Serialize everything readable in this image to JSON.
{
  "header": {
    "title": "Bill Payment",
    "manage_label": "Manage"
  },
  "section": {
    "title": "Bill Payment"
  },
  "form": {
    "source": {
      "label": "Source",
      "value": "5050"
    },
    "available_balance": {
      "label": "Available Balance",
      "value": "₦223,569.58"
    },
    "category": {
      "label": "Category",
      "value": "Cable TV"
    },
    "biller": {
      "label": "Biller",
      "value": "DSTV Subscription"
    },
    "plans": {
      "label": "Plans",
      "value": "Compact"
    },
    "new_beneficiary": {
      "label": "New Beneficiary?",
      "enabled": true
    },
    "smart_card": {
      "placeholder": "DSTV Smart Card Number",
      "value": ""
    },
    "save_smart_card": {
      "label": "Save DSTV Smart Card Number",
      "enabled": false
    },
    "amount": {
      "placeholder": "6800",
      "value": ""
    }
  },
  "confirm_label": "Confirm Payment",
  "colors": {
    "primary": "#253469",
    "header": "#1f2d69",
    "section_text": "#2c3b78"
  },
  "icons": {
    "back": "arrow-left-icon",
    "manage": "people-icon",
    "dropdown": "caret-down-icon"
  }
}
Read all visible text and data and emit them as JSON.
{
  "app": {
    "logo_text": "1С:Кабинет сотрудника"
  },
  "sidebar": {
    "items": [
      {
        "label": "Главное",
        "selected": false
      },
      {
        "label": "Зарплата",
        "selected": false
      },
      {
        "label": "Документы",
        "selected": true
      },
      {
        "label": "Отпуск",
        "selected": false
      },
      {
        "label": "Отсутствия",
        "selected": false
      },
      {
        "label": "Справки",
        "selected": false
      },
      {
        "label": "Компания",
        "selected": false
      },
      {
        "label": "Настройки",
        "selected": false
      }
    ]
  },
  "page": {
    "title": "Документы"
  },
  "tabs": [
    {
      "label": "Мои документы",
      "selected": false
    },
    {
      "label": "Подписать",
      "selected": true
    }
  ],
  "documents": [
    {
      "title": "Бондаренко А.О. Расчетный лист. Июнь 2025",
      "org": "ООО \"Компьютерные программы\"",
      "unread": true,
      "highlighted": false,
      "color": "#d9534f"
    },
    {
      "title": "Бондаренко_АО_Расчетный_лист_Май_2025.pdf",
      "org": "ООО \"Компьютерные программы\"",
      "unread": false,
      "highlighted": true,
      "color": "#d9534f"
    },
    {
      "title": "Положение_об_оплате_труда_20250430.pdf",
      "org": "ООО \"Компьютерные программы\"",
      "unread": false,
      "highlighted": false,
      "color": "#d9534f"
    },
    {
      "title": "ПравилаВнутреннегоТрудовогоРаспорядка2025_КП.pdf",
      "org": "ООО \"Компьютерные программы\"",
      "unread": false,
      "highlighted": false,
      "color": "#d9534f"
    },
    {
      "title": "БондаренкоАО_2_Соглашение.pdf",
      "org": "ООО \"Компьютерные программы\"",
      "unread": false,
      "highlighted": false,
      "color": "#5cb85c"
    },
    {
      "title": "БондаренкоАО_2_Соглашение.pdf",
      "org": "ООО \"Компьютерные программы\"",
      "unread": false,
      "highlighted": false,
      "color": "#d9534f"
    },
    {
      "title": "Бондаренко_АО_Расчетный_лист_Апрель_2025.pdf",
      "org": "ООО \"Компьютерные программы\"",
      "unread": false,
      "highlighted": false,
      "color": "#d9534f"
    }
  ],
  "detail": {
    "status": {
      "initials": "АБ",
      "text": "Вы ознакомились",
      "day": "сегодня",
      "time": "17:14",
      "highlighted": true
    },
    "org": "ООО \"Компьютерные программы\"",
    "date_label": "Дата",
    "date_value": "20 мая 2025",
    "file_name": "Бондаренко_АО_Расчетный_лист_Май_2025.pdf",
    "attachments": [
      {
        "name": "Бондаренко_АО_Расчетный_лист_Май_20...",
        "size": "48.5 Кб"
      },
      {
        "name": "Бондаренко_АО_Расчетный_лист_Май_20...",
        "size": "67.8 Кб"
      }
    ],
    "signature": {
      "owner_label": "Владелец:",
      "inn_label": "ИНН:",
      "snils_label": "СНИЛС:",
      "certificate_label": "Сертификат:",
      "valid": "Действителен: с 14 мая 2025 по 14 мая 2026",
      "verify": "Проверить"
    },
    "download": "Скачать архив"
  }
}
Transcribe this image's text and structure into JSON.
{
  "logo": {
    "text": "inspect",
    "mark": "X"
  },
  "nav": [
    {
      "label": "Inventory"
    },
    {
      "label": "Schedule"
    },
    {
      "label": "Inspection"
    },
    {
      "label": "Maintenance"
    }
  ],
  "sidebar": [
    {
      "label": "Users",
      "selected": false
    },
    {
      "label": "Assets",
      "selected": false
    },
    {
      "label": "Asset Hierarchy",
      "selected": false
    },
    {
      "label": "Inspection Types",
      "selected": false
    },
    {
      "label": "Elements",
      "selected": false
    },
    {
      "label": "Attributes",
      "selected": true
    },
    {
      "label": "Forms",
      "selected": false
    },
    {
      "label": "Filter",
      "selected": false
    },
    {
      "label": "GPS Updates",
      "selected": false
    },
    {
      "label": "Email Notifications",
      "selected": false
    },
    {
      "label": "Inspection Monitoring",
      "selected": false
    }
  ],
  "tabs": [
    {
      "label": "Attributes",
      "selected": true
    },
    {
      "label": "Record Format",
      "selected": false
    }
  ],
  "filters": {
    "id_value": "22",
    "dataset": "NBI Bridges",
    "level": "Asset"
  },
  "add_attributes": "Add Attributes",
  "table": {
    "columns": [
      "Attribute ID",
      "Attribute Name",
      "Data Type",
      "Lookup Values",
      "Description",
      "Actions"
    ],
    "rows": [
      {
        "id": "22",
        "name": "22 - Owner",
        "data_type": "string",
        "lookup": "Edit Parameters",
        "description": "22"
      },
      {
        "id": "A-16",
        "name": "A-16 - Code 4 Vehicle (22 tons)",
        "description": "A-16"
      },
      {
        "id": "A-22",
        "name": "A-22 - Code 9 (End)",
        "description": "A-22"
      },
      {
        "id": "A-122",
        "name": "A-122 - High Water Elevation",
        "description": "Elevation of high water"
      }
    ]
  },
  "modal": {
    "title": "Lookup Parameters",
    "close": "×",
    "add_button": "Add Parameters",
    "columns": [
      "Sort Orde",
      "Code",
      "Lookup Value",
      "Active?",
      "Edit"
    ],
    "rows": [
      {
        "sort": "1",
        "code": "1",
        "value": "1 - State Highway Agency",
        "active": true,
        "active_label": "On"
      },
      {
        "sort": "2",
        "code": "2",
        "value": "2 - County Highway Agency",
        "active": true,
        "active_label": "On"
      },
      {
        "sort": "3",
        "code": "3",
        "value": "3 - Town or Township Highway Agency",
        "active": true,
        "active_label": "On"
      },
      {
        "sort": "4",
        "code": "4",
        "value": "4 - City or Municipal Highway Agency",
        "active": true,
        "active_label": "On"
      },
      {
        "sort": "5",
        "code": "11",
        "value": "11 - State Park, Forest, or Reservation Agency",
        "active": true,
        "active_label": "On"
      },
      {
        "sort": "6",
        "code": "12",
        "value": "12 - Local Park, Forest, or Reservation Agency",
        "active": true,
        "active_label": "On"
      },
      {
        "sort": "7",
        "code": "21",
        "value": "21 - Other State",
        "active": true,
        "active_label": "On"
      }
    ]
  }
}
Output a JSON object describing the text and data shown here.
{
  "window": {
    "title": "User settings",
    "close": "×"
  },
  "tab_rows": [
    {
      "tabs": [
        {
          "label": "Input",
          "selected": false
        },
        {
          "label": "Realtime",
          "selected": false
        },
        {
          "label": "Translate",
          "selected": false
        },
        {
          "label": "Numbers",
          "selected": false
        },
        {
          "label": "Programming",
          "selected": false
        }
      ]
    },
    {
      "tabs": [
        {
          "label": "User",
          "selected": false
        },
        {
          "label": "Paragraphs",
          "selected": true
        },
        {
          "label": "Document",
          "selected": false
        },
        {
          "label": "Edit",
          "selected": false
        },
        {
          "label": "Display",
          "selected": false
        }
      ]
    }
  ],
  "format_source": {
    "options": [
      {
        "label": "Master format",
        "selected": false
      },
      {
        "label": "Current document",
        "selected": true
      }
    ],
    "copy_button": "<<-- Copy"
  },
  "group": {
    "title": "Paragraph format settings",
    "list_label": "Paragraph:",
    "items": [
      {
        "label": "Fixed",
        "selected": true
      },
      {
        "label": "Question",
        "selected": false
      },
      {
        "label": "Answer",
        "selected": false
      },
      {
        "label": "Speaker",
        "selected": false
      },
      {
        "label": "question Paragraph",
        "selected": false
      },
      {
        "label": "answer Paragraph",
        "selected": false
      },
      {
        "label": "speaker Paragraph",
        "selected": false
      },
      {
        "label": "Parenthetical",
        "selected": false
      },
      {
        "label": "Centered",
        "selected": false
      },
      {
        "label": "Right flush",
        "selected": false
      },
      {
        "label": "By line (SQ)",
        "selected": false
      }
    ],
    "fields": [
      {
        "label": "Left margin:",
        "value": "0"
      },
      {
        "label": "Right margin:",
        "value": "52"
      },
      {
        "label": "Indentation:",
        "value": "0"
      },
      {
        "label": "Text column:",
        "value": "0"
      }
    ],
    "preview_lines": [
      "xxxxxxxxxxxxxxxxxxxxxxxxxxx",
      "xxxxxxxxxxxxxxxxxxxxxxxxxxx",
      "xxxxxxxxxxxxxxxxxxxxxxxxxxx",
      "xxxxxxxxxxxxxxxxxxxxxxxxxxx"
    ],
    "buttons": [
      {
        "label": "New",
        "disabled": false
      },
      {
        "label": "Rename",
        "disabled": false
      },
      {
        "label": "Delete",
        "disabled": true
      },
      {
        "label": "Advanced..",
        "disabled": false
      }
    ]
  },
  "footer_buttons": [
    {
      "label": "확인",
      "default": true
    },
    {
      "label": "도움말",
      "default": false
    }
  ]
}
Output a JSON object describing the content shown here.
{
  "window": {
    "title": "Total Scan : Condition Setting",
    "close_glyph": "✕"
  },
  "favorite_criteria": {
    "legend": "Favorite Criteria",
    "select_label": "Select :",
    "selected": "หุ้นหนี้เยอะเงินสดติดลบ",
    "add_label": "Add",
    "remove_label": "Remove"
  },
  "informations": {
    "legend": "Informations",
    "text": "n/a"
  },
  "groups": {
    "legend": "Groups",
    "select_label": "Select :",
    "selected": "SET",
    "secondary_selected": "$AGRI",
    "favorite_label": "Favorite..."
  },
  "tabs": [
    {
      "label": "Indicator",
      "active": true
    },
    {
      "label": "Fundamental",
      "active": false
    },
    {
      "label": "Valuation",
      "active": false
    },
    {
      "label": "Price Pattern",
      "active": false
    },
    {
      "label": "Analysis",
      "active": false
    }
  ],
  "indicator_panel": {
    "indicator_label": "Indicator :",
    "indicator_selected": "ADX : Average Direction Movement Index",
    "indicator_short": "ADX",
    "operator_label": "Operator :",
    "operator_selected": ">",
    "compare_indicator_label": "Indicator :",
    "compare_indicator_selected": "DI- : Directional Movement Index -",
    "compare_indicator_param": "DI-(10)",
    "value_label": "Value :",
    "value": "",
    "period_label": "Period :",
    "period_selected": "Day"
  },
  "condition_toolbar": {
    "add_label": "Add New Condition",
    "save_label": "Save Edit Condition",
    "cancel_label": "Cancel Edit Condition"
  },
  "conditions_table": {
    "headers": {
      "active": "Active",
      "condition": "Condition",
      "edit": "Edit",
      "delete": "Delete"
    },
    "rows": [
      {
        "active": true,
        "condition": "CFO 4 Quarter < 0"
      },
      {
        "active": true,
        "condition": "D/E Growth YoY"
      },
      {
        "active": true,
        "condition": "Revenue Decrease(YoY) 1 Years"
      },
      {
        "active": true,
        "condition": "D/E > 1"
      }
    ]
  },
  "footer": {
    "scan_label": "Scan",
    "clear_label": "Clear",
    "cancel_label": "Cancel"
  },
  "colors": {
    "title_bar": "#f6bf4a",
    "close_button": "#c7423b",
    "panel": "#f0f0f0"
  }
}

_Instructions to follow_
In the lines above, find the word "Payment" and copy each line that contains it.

_Expected output_
    "title": "Bill Payment",
    "title": "Bill Payment"
  "confirm_label": "Confirm Payment",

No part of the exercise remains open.